Vultr High Frequency
Now we’re getting into cloud hosting. I was previously using Cloudways Vultr HF or you can buy it from the Vultr website and connect it to a control panel like RunCloud. Vultr HF has high CPU clock speeds with NVMe if you look at benchmarks. Cloudways has Cloudflare Enterprise + Redis Object Cache Pro and other caching layers to make your site faster. The main con is no email hosting (I use Google Workspace) and it gets expensive as you scale. They’re popular in Facebook groups and many people already posted their migration results. Cloudways has free 3-day trials, monthly pricing, a free migration, and promo code for 30% off 3 months. Some people are scared they’re too techie but launching a server can be done in a few clicks. This is who I’m hosting with.
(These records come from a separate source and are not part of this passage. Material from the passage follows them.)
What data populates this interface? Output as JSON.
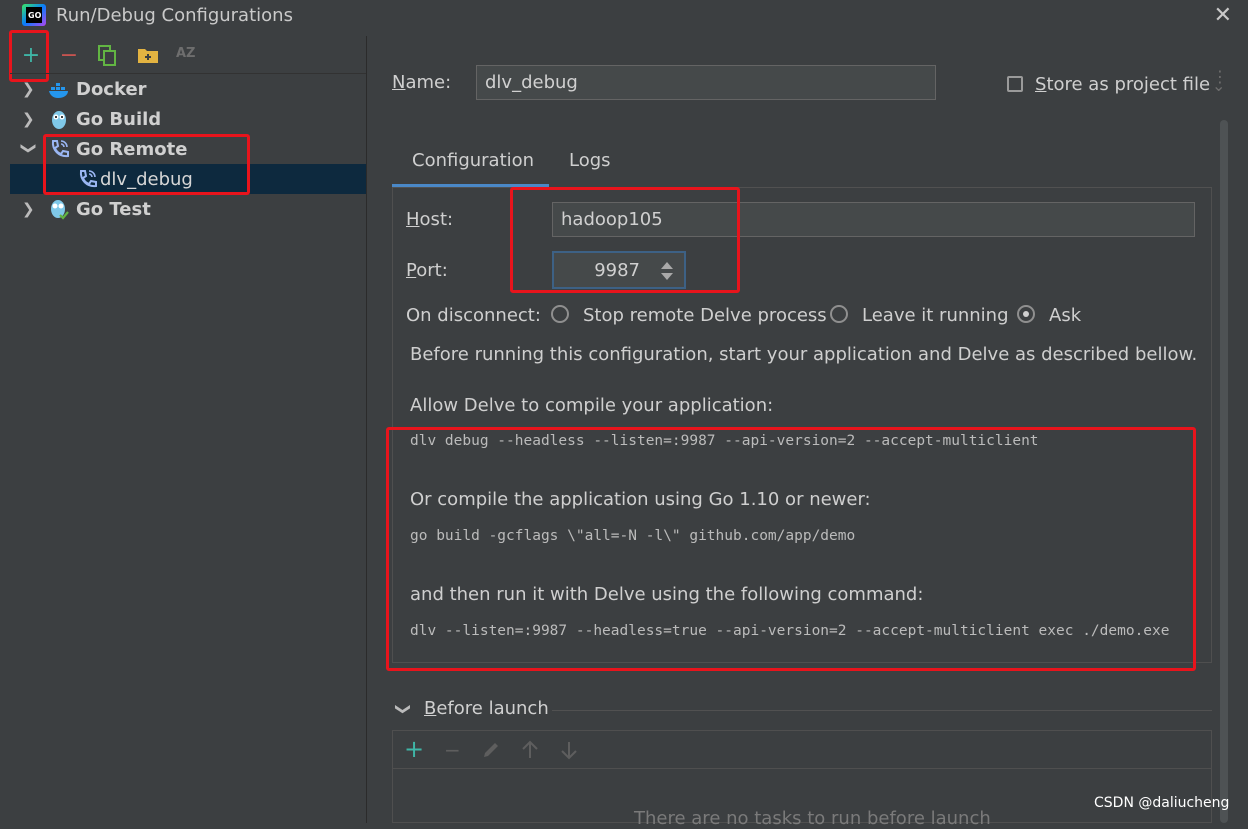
{
  "window": {
    "title": "Run/Debug Configurations",
    "close_glyph": "✕"
  },
  "toolbar": {
    "add_glyph": "+",
    "remove_glyph": "−",
    "sort_label": "AZ"
  },
  "tree": [
    {
      "label": "Docker",
      "expanded": false,
      "icon": "docker-icon"
    },
    {
      "label": "Go Build",
      "expanded": false,
      "icon": "gopher-icon"
    },
    {
      "label": "Go Remote",
      "expanded": true,
      "icon": "phone-icon"
    },
    {
      "label": "dlv_debug",
      "child": true,
      "selected": true,
      "icon": "phone-icon"
    },
    {
      "label": "Go Test",
      "expanded": false,
      "icon": "gopher-test-icon"
    }
  ],
  "name_field": {
    "label_first": "N",
    "label_rest": "ame:",
    "value": "dlv_debug"
  },
  "store_project": {
    "label_first": "S",
    "label_rest": "tore as project file",
    "checked": false
  },
  "tabs": [
    {
      "label": "Configuration",
      "active": true
    },
    {
      "label": "Logs",
      "active": false
    }
  ],
  "host": {
    "label_first": "H",
    "label_rest": "ost:",
    "value": "hadoop105"
  },
  "port": {
    "label_first": "P",
    "label_rest": "ort:",
    "value": "9987"
  },
  "disconnect": {
    "label": "On disconnect:",
    "options": [
      {
        "label": "Stop remote Delve process",
        "selected": false
      },
      {
        "label": "Leave it running",
        "selected": false
      },
      {
        "label": "Ask",
        "selected": true
      }
    ]
  },
  "instructions": {
    "intro": "Before running this configuration, start your application and Delve as described bellow.",
    "allow": "Allow Delve to compile your application:",
    "cmd1": "dlv debug --headless --listen=:9987 --api-version=2 --accept-multiclient",
    "compile": "Or compile the application using Go 1.10 or newer:",
    "cmd2": "go build -gcflags \\\"all=-N -l\\\" github.com/app/demo",
    "then_run": "and then run it with Delve using the following command:",
    "cmd3": "dlv --listen=:9987 --headless=true --api-version=2 --accept-multiclient exec ./demo.exe"
  },
  "before_launch": {
    "label_first": "B",
    "label_rest": "efore launch",
    "empty_text": "There are no tasks to run before launch"
  },
  "watermark": "CSDN @daliucheng",
  "colors": {
    "accent": "#4a88c7",
    "highlight_red": "#e8141c",
    "add_green": "#3fb5a6",
    "remove_red": "#c75450"
  }
}
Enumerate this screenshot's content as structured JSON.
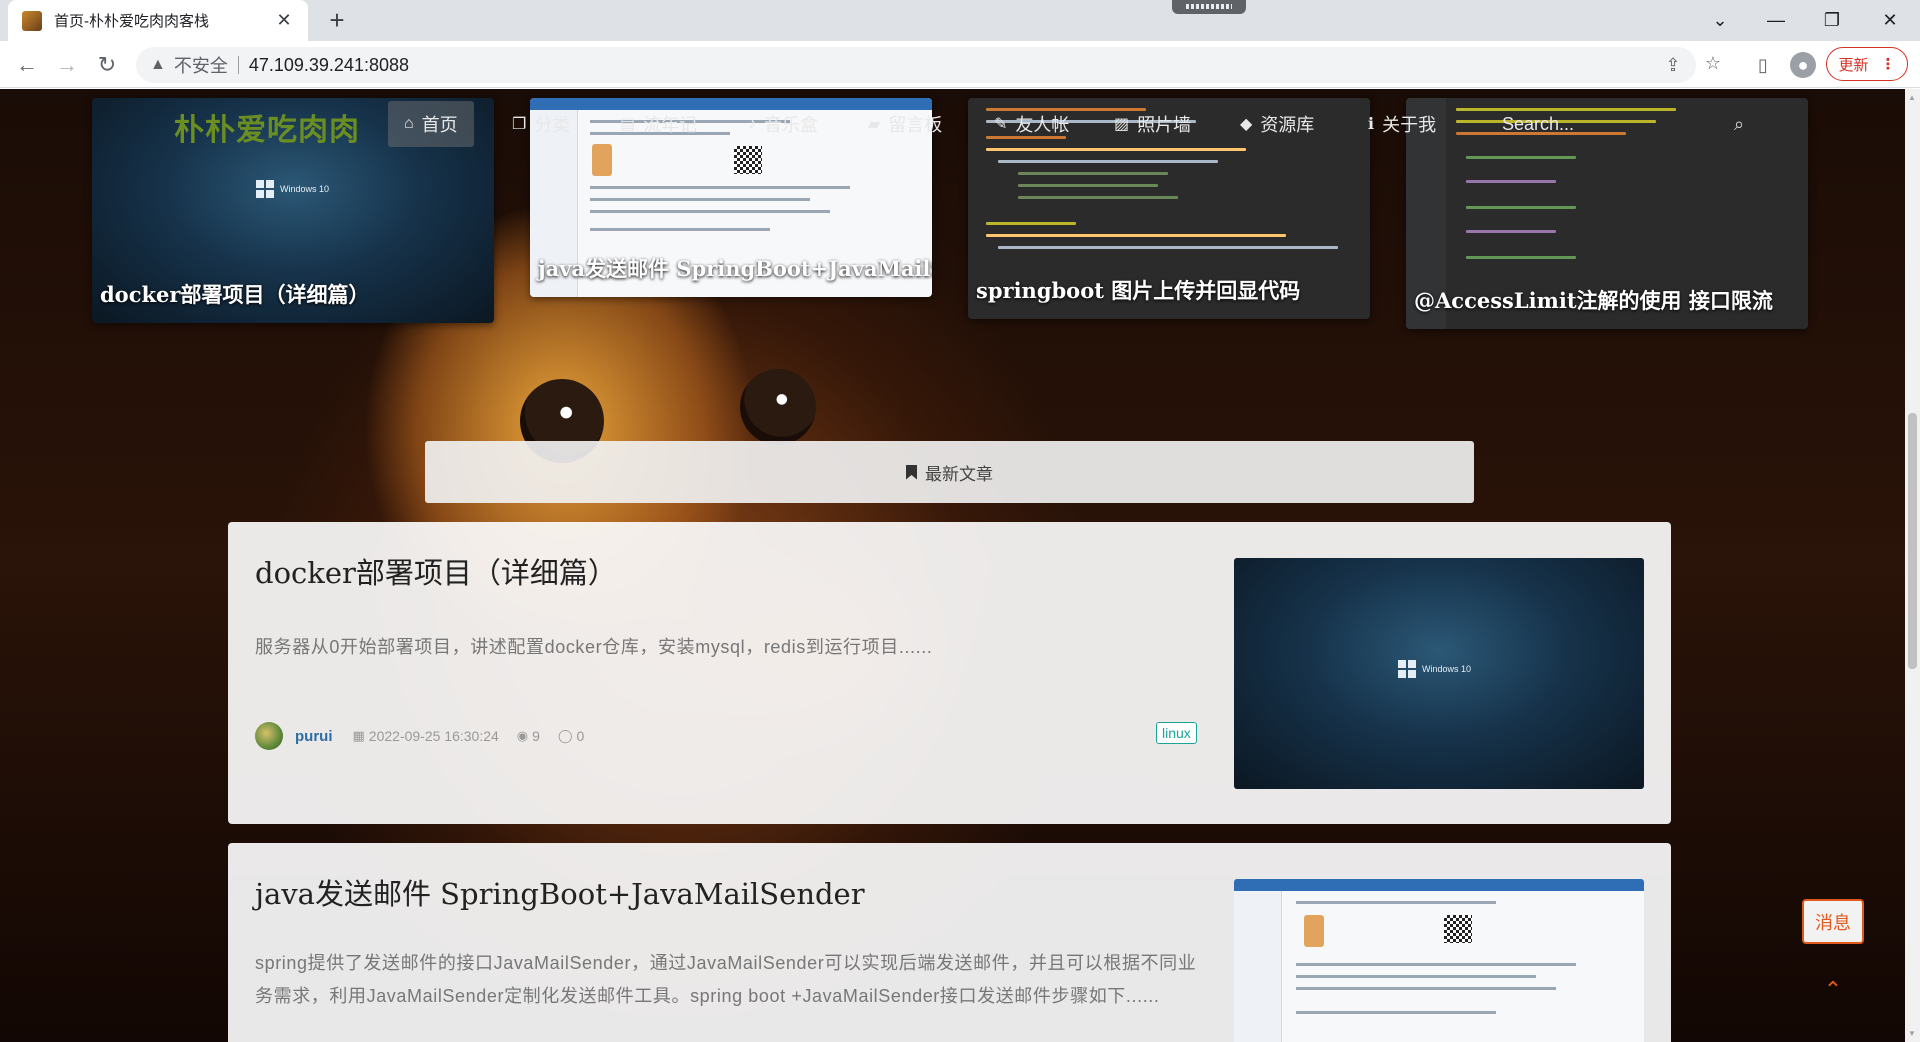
{
  "browser": {
    "tab_title": "首页-朴朴爱吃肉肉客栈",
    "tab_close": "✕",
    "new_tab": "+",
    "insecure_label": "不安全",
    "url": "47.109.39.241:8088",
    "update_label": "更新",
    "menu_dots": "⋮"
  },
  "nav": {
    "brand": "朴朴爱吃肉肉",
    "items": [
      {
        "label": "首页",
        "icon": "home-icon"
      },
      {
        "label": "分类",
        "icon": "copy-icon"
      },
      {
        "label": "流年记",
        "icon": "book-icon"
      },
      {
        "label": "音乐盒",
        "icon": "music-icon"
      },
      {
        "label": "留言板",
        "icon": "bookmark-icon"
      },
      {
        "label": "友人帐",
        "icon": "pencil-icon"
      },
      {
        "label": "照片墙",
        "icon": "picture-icon"
      },
      {
        "label": "资源库",
        "icon": "graduation-cap-icon"
      },
      {
        "label": "关于我",
        "icon": "info-icon"
      }
    ],
    "search_placeholder": "Search..."
  },
  "featured": [
    {
      "title": "docker部署项目（详细篇）",
      "thumb_text": "Windows 10"
    },
    {
      "title": "java发送邮件 SpringBoot+JavaMailSender"
    },
    {
      "title": "springboot 图片上传并回显代码"
    },
    {
      "title": "@AccessLimit注解的使用 接口限流"
    }
  ],
  "section": {
    "label": "最新文章"
  },
  "articles": [
    {
      "title": "docker部署项目（详细篇）",
      "excerpt": "服务器从0开始部署项目，讲述配置docker仓库，安装mysql，redis到运行项目......",
      "author": "purui",
      "date": "2022-09-25 16:30:24",
      "views": "9",
      "comments": "0",
      "tag": "linux",
      "thumb_text": "Windows 10"
    },
    {
      "title": "java发送邮件 SpringBoot+JavaMailSender",
      "excerpt": "spring提供了发送邮件的接口JavaMailSender，通过JavaMailSender可以实现后端发送邮件，并且可以根据不同业务需求，利用JavaMailSender定制化发送邮件工具。spring boot +JavaMailSender接口发送邮件步骤如下......"
    }
  ],
  "floating": {
    "message_label": "消息",
    "to_top": "⌃"
  },
  "colors": {
    "brand": "#6b8e23",
    "accent": "#e05a1c",
    "tag": "#1ba39c",
    "author": "#2e6da4"
  }
}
- Rocket.net – look at their specs and have a conversation with Ben Gabler (that’s all it took for me). They average a <100ms global TTFB which you can measure in KeyCDN. Their free Cloudflare Enterprise is superior than Cloudways/Kinsta with full page caching, smart purging, and built their data centers in the same ones as Cloudflare (Ben was StackPath’s Chief Product Officer so that makes sense). Just to give you an idea, their plans start at $25/mo with 32 CPU cores + 128GB RAM + NVMe SSDs + Redis. No PHP worker limits because only about 10% of traffic actually hits your origin. Everything is free (no paid add-ons) and their powerful stack makes scaling affordable with plenty of resources. I asked Ben to create a coupon OMM1 to make your first month $1. Compared to Kinsta, they use about 16x more RAM, 32x more cores on staging sites, and up to 25x more monthly visits. Top performer on wphostingbenchmarks.com with a 4.9/5 TrustPilot rating too? Take 5 minutes to compare specs and see for yourself or see my Rocket.net review.